Indiana’s legislature is currently considering how it will implement the Achieving a Better Life Experience Act of 2013, more commonly known as the ABLE Act. Families of those with developmental disabilities are familiar with the conundrum of contributing to a loved one’s financial security without disqualifying that person from Medicaid and/or SSI by exceeding resource limits. The ABLE Act was created to encourage families to invest in their loved one’s future without jeopardizing their Medicaid and/or SSI eligibility.
The ABLE Act became a Federal Law in 2014, and is now in the process of being implemented by individual states. Each state’s implementation may be slightly different. Generally, ABLE accounts will be treated similarly to 529 college education plans. A donor invests in the recipient’s account, and as long as the contribution is less than the annual gift tax exclusion (currently $14,000) the donor avoids incurring the gift tax. The account’s earnings are not taxed. Contributions are not deductible for federal income tax purposes.
If the funds accumulated are used for “qualified purposes,” the distributions will not be treated as income to the recipient. “Qualified purposes” will include education, housing, transportation, employment training and support, assistive technology, personal support services, health care expenses, and other administrative expense, though these may vary slightly by state. Funds used for non-qualified purposes will be taxed as income to the recipient, and a penalty will be assessed. ABLE account balances up to $100,000 are not counted towards the resource limit for Medicaid or SSI purposes, but once the ABLE account exceeds $100,000, SSI benefits are suspended until the balance drops below $100,000. When the account owner dies, Medicaid is entitled to be reimbursed for funds expended on behalf of the owner during their lifetime. Once Medicaid is reimbursed, any remaining funds can be distributed to designated beneficiaries.

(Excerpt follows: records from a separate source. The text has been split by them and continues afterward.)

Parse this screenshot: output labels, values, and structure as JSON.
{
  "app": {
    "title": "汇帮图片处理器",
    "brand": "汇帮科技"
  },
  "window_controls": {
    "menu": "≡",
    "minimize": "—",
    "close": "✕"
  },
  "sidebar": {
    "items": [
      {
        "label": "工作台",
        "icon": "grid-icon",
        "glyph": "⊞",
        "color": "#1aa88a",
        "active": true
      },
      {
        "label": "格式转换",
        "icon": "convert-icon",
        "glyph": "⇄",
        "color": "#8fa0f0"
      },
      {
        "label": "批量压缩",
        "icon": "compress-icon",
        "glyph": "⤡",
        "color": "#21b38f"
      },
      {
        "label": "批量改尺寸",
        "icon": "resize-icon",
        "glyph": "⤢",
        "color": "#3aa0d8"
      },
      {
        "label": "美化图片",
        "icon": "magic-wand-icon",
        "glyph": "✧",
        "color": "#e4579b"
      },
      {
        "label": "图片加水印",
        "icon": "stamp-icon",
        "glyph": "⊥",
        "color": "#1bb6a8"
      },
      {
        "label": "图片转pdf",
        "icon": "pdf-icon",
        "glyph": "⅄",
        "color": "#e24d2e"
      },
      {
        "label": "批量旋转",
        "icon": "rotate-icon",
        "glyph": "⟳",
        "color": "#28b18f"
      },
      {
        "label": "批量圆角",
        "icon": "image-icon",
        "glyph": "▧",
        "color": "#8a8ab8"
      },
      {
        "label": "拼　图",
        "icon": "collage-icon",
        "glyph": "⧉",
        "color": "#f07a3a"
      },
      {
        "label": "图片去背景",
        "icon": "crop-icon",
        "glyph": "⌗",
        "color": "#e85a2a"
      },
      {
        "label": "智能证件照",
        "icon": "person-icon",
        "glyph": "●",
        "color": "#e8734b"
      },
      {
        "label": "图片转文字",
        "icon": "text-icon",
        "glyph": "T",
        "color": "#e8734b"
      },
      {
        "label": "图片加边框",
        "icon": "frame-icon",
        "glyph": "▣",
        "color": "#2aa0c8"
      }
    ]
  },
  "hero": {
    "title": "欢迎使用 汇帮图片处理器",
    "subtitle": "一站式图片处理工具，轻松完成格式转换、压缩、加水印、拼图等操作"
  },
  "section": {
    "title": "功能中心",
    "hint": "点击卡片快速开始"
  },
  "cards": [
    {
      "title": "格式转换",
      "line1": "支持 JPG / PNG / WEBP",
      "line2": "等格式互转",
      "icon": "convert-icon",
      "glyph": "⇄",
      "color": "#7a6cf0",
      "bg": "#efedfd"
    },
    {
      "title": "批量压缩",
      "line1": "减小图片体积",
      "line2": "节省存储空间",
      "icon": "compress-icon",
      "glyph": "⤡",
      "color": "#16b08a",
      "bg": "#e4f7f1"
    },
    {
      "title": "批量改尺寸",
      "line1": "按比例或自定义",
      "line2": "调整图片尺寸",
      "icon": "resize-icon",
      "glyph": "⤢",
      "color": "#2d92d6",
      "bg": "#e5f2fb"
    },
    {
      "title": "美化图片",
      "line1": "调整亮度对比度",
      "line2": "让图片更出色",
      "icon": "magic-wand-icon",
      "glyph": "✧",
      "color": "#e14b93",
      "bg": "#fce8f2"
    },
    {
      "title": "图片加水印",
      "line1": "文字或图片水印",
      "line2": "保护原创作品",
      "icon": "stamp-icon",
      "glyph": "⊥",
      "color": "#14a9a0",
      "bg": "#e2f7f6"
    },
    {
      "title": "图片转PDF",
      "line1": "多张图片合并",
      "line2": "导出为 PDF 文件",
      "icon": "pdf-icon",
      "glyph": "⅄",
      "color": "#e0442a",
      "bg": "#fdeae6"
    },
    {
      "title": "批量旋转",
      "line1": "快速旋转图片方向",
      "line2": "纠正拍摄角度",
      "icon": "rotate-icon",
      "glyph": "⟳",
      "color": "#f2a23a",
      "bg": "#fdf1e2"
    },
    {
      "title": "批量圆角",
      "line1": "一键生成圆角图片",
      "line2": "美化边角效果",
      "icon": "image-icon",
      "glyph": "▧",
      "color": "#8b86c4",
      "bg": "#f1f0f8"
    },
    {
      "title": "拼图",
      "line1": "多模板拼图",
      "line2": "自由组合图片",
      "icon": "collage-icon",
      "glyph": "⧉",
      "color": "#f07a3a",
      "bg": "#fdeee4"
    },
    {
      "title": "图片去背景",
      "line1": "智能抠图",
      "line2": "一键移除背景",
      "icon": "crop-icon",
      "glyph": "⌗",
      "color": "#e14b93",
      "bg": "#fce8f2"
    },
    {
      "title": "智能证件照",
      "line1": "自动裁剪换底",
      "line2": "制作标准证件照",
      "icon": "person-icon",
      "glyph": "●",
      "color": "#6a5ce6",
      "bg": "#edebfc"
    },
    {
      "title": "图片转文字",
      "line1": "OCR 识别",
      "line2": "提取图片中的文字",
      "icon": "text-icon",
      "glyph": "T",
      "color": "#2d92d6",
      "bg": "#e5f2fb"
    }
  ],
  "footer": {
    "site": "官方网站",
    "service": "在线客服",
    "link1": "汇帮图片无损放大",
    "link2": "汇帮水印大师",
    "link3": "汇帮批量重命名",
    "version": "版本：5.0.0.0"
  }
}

ABLE accounts can only be created for persons who received a disability diagnosis prior to turning 26-years old. Individuals who receive SSDI or SSI and were diagnosed with a disability before turning 26 are eligible. If the person with a disability does not receive SSDI or SSI, a disability certification process is available to confirm eligibility.
It does not appear likely that Indiana will have its implementation of the ABLE Act completed in 2016. As is the case with most states, 2017 appears to be a more realistic target date for investing in ABLE accounts in Indiana. Nonetheless, for families considering this option, planning should begin now. It is important to weigh the costs and benefits of funding an ABLE account against the costs and benefits of using a special needs trust or a 529 plan. For instance, while special needs trusts are more expensive to create and administer, special needs trusts can be formed so that they are not subject to Medicaid reimbursement upon the death of the intended beneficiary. Additionally, a special needs trust can have a balance in excess of $100,000 without negatively impacting the Medicaid or SSI eligibility of the intended beneficiary. If the person with a disability is a child who is likely to pursue higher education, a 529 plan is likely to be an important component of the long-term financial plan that should be considered as well.
At Slotegraaf Niehoff, P.C., we will be watching developments with Indiana’s implementation of the ABLE Act closely so that we can help our clients make wise choices in light of this new law. If you would like to learn more in the context of your particular circumstances, please do not hesitate to schedule an appointment.